→ Data
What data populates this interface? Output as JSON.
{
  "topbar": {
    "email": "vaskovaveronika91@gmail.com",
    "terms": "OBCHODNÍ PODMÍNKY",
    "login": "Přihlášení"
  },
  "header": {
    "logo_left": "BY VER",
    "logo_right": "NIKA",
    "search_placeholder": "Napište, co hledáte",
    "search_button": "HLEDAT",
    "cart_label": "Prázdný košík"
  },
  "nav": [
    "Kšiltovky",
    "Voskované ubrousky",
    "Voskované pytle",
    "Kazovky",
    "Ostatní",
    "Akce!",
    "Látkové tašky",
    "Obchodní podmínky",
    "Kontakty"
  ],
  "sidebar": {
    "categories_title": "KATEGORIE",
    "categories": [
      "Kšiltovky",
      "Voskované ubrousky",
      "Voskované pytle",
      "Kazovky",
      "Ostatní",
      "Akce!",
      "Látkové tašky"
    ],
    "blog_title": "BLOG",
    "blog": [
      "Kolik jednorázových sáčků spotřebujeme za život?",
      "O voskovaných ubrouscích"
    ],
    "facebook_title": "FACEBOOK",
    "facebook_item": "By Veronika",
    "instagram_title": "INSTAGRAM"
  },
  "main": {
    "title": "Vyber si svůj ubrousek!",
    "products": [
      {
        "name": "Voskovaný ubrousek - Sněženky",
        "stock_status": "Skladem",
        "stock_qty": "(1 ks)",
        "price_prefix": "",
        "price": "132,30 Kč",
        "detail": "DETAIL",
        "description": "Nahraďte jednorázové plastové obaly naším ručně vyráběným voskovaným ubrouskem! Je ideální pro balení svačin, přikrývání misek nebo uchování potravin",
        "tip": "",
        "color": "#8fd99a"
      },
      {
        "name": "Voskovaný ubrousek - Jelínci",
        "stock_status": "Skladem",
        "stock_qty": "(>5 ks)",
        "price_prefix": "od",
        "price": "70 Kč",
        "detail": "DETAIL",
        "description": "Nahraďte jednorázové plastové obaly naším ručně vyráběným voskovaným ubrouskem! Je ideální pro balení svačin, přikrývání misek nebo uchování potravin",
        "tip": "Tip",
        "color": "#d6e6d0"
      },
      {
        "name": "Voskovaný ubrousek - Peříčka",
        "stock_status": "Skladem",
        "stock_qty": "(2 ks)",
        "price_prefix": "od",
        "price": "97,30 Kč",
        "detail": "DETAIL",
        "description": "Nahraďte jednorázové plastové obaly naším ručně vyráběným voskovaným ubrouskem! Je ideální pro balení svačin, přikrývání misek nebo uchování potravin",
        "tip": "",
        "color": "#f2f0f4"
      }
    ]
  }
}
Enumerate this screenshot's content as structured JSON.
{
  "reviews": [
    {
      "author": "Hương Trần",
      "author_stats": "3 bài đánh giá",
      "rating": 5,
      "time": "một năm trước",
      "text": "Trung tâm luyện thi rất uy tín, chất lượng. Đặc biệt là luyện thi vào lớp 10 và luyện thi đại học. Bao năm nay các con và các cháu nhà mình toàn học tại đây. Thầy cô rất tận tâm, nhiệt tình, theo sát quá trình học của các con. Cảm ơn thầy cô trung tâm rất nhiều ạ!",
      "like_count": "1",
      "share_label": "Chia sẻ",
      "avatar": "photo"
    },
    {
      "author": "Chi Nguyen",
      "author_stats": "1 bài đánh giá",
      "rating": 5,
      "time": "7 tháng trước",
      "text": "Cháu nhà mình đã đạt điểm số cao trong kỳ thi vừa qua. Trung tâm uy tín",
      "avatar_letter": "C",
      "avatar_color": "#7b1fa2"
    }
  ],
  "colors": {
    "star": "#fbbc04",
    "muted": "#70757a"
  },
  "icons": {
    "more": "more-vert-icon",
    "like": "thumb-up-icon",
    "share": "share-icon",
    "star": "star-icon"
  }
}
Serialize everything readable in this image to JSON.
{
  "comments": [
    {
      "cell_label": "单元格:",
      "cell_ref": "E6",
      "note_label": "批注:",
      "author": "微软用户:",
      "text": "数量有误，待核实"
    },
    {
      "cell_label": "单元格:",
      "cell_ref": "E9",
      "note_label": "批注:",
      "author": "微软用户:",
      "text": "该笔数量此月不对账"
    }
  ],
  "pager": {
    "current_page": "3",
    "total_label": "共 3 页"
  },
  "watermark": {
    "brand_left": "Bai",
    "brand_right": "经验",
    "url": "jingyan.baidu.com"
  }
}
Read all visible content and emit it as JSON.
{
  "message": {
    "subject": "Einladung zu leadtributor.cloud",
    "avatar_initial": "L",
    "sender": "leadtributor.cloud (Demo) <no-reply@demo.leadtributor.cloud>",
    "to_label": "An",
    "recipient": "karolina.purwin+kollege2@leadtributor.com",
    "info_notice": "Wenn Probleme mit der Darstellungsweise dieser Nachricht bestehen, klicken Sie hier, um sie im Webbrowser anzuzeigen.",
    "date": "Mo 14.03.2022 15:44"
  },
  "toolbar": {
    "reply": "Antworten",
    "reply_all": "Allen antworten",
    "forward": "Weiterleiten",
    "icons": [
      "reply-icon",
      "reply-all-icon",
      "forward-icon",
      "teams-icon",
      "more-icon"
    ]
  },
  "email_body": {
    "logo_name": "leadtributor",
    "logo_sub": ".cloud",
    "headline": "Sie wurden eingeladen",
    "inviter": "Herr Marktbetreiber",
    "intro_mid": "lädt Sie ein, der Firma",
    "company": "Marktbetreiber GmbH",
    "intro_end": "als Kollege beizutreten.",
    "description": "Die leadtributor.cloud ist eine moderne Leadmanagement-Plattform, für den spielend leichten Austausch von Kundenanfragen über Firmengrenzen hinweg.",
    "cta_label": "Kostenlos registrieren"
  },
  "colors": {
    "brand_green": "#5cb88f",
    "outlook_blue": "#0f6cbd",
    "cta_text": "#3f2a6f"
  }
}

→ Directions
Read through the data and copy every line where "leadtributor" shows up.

→ Answer area
    "subject": "Einladung zu leadtributor.cloud",
    "sender": "leadtributor.cloud (Demo) <no-reply@demo.leadtributor.cloud>",
    "recipient": "karolina.purwin+kollege2@leadtributor.com",
    "logo_name": "leadtributor",
    "description": "Die leadtributor.cloud ist eine moderne Leadmanagement-Plattform, für den spielend leichten Austausch von Kundenanfragen über Firmengrenzen hinweg.",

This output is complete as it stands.